**Records for this task**
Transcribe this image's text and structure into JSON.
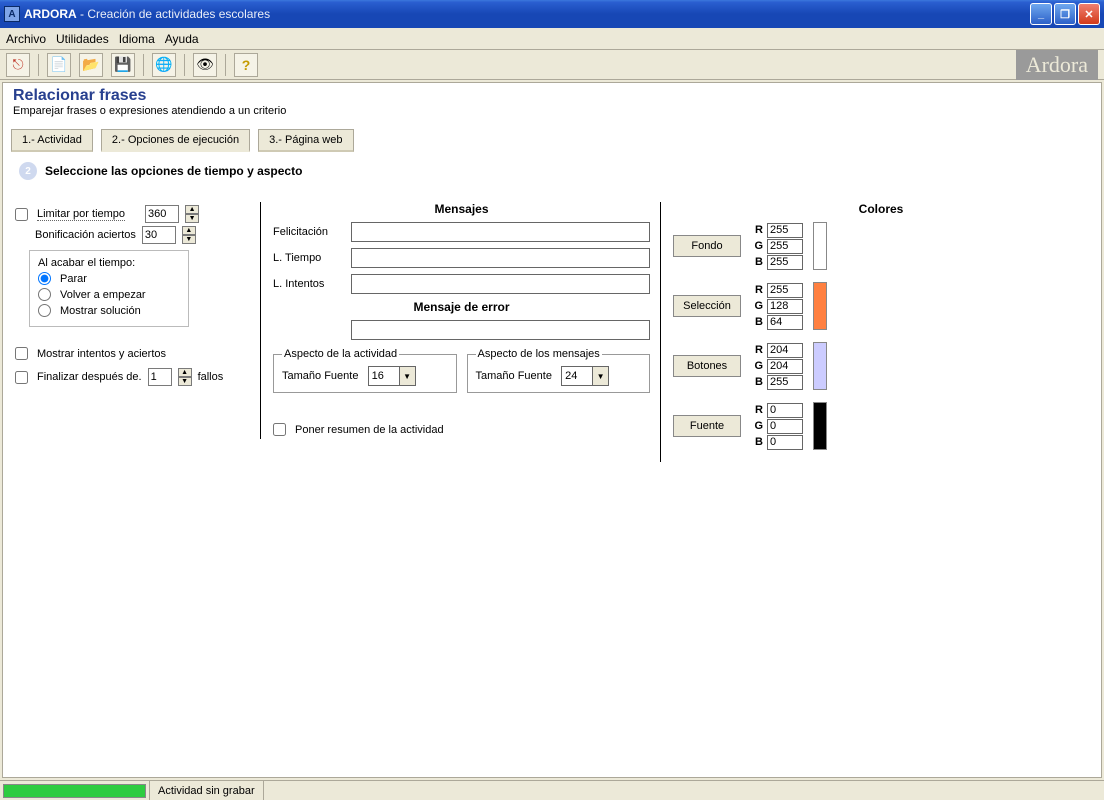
{
  "window": {
    "appname": "ARDORA",
    "subtitle": "Creación de actividades escolares"
  },
  "menus": [
    "Archivo",
    "Utilidades",
    "Idioma",
    "Ayuda"
  ],
  "brand": "Ardora",
  "header": {
    "title": "Relacionar frases",
    "desc": "Emparejar frases o expresiones atendiendo a un criterio"
  },
  "tabs": [
    {
      "label": "1.- Actividad"
    },
    {
      "label": "2.- Opciones de ejecución"
    },
    {
      "label": "3.- Página web"
    }
  ],
  "section_num": "2",
  "section_title": "Seleccione las opciones de tiempo y aspecto",
  "left": {
    "limit_time_label": "Limitar por tiempo",
    "limit_time_value": "360",
    "bonus_label": "Bonificación aciertos",
    "bonus_value": "30",
    "on_end_label": "Al acabar el tiempo:",
    "on_end_options": [
      "Parar",
      "Volver a empezar",
      "Mostrar solución"
    ],
    "show_attempts_label": "Mostrar intentos y aciertos",
    "finish_after_label": "Finalizar después de.",
    "finish_after_value": "1",
    "fails_label": "fallos"
  },
  "mid": {
    "heading": "Mensajes",
    "labels": {
      "felic": "Felicitación",
      "ltiempo": "L. Tiempo",
      "lintentos": "L. Intentos"
    },
    "error_heading": "Mensaje de error",
    "aspect_activity_legend": "Aspecto de la actividad",
    "aspect_messages_legend": "Aspecto de los mensajes",
    "font_label": "Tamaño Fuente",
    "font_activity": "16",
    "font_messages": "24",
    "summary_label": "Poner resumen de la actividad"
  },
  "right": {
    "heading": "Colores",
    "rows": [
      {
        "name": "Fondo",
        "r": "255",
        "g": "255",
        "b": "255",
        "hex": "#ffffff"
      },
      {
        "name": "Selección",
        "r": "255",
        "g": "128",
        "b": "64",
        "hex": "#ff8040"
      },
      {
        "name": "Botones",
        "r": "204",
        "g": "204",
        "b": "255",
        "hex": "#ccccff"
      },
      {
        "name": "Fuente",
        "r": "0",
        "g": "0",
        "b": "0",
        "hex": "#000000"
      }
    ],
    "rgb_labels": {
      "r": "R",
      "g": "G",
      "b": "B"
    }
  },
  "status": {
    "text": "Actividad sin grabar"
  }
}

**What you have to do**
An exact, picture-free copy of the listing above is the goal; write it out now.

**Answer to the exercise**
Transcribe this image's text and structure into JSON.
{
  "window": {
    "appname": "ARDORA",
    "subtitle": "Creación de actividades escolares"
  },
  "menus": [
    "Archivo",
    "Utilidades",
    "Idioma",
    "Ayuda"
  ],
  "brand": "Ardora",
  "header": {
    "title": "Relacionar frases",
    "desc": "Emparejar frases o expresiones atendiendo a un criterio"
  },
  "tabs": [
    {
      "label": "1.- Actividad"
    },
    {
      "label": "2.- Opciones de ejecución"
    },
    {
      "label": "3.- Página web"
    }
  ],
  "section_num": "2",
  "section_title": "Seleccione las opciones de tiempo y aspecto",
  "left": {
    "limit_time_label": "Limitar por tiempo",
    "limit_time_value": "360",
    "bonus_label": "Bonificación aciertos",
    "bonus_value": "30",
    "on_end_label": "Al acabar el tiempo:",
    "on_end_options": [
      "Parar",
      "Volver a empezar",
      "Mostrar solución"
    ],
    "show_attempts_label": "Mostrar intentos y aciertos",
    "finish_after_label": "Finalizar después de.",
    "finish_after_value": "1",
    "fails_label": "fallos"
  },
  "mid": {
    "heading": "Mensajes",
    "labels": {
      "felic": "Felicitación",
      "ltiempo": "L. Tiempo",
      "lintentos": "L. Intentos"
    },
    "error_heading": "Mensaje de error",
    "aspect_activity_legend": "Aspecto de la actividad",
    "aspect_messages_legend": "Aspecto de los mensajes",
    "font_label": "Tamaño Fuente",
    "font_activity": "16",
    "font_messages": "24",
    "summary_label": "Poner resumen de la actividad"
  },
  "right": {
    "heading": "Colores",
    "rows": [
      {
        "name": "Fondo",
        "r": "255",
        "g": "255",
        "b": "255",
        "hex": "#ffffff"
      },
      {
        "name": "Selección",
        "r": "255",
        "g": "128",
        "b": "64",
        "hex": "#ff8040"
      },
      {
        "name": "Botones",
        "r": "204",
        "g": "204",
        "b": "255",
        "hex": "#ccccff"
      },
      {
        "name": "Fuente",
        "r": "0",
        "g": "0",
        "b": "0",
        "hex": "#000000"
      }
    ],
    "rgb_labels": {
      "r": "R",
      "g": "G",
      "b": "B"
    }
  },
  "status": {
    "text": "Actividad sin grabar"
  }
}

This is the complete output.